Just last year, Haas and colleagues (2016) explored the high heterogeneity found in earlier meta-analyses using meta-regression commands, alongside a systematic review to assess randomised clinical trials, testing the efficacy of essential oils as an adjunct to mechanical cleaning in comparison with a placebo or cetylpyridium chloride.8

From this, they were able to conclude: ‘Mouthwashes containing essential oils should be considered the first choice for daily use as adjuvants to self-performed mechanical plaque control.’8

They continued: ‘Expected benefits may be clinically relevant and may also reach the interproximal area.’8

Adjunctive at-home care

All of these findings support the concept that there is a place for using an antimicrobial mouthwash as an adjunct to mechanical cleaning in certain circumstances, offering a considerable advantage, as it, ‘[….] can reach virtually all residual plaque […]’.5
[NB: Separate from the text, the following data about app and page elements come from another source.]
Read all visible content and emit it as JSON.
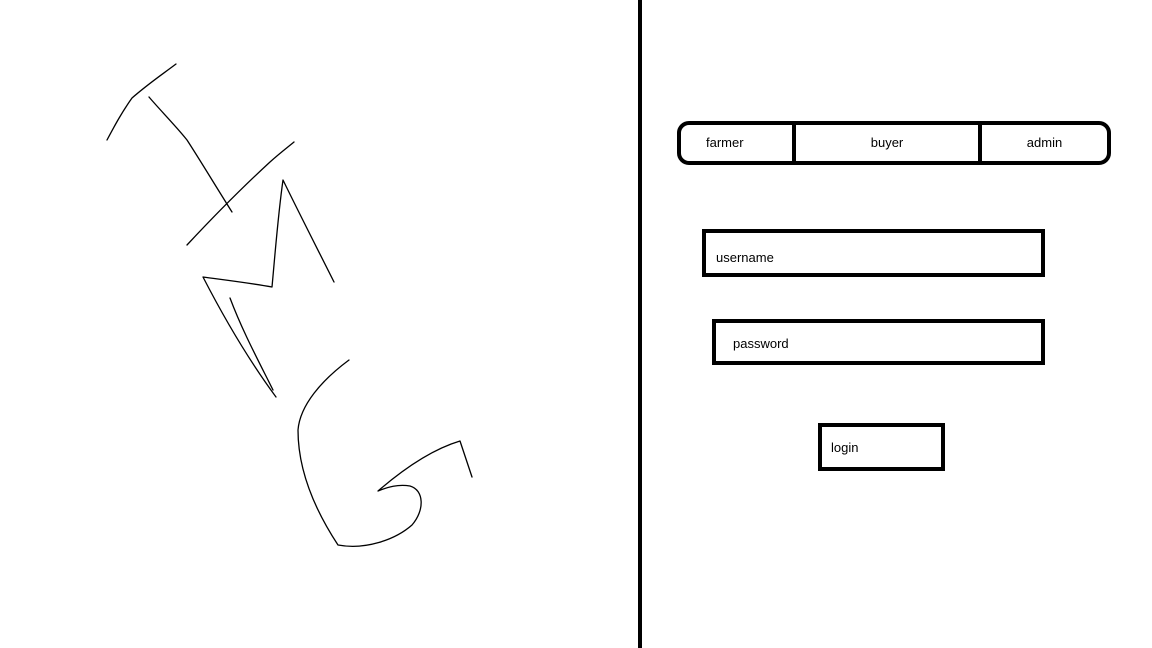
{
  "image_placeholder": {
    "letters": [
      "I",
      "M",
      "G"
    ],
    "icon": "hand-drawn-img-placeholder"
  },
  "role_tabs": [
    {
      "label": "farmer"
    },
    {
      "label": "buyer"
    },
    {
      "label": "admin"
    }
  ],
  "login_form": {
    "username_placeholder": "username",
    "password_placeholder": "password",
    "login_label": "login"
  },
  "colors": {
    "background": "#ffffff",
    "ink": "#000000"
  }
}
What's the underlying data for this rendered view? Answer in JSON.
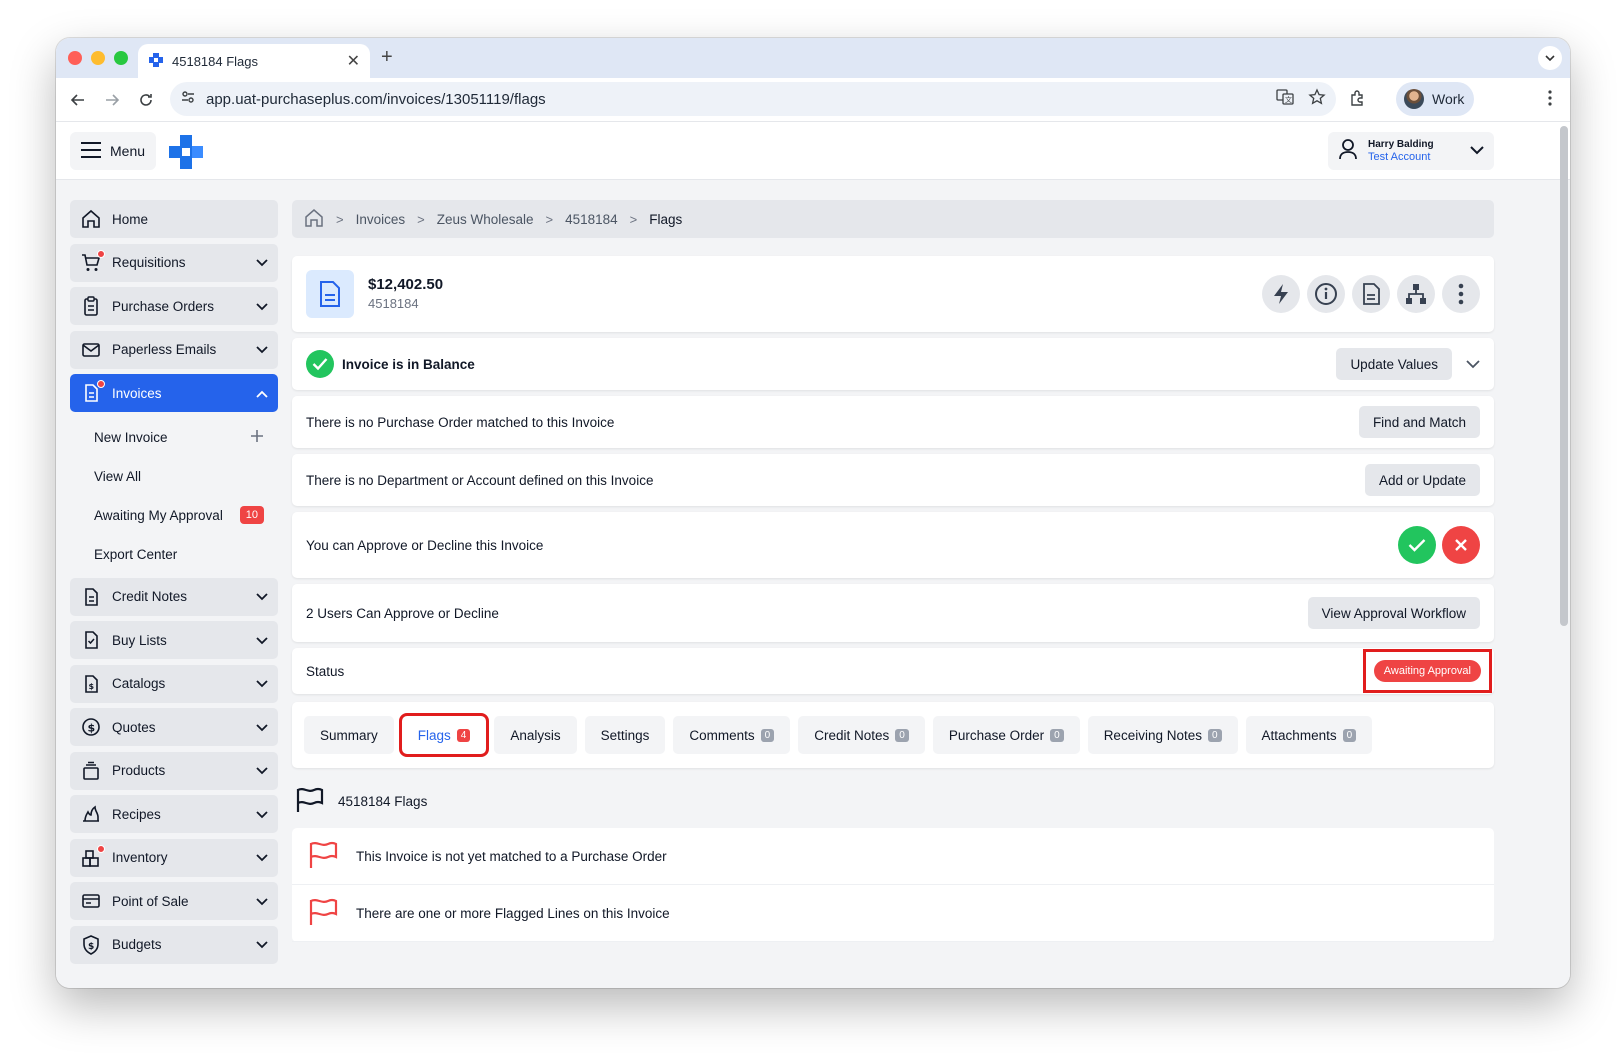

It would seem, therefore, for patients falling short even after brushing and interdental cleaning, certain mouthwash formulations – most notably essential oils and chlorhexidine5 – have the potential to offer an adjunctive benefit.

 

References

  1. Adult Dental Health Survey 2009. The Health and Social Care Information Centre 2011
  2. Sharma N et al. Adjunctive benefit of essential oil-containing mouthrinse in reducing plaque and gingivitis in patients who brush and floss regularly: a six-month study. J Am Dent Assoc. 2004; 135: 496-504
  3. Barnett ML. The rationale for the daily use of an antimicrobial mouthrinse. JADA 2006; 137: 16S-21S
  4. Charles CA et al. Early benefits with daily rinsing on gingival health improvements with an essential oil mouthrinse – post–hoc analysis of 5 clinical trials. Journal of Dental Hygiene 2014; 88(Supp): 40-50
  5. Boyle et al. Mouthwash use and the prevention of plaque, gingivitis and caries. Head & Neck Oral Diseases 2014; 20(1): 1-76
  6. Chapple ILC et al. Primary prevention of periodontitis: managing gingivitis. Clin Periodontol 2015; 42 (Suppl. 16): S71-S76
  7. Araujo MWB et al. Meta-analysis of the effect of an essential oil–containing mouthrinse on gingivitis and plaque. JADA 2015; 146(8): 610-622
  8. Haas AN. Essential oils-containing mouthwashes for gingivitis and plaque: Meta-analyses and meta-regression. Journal of Dentistry 2016; 55: 7-15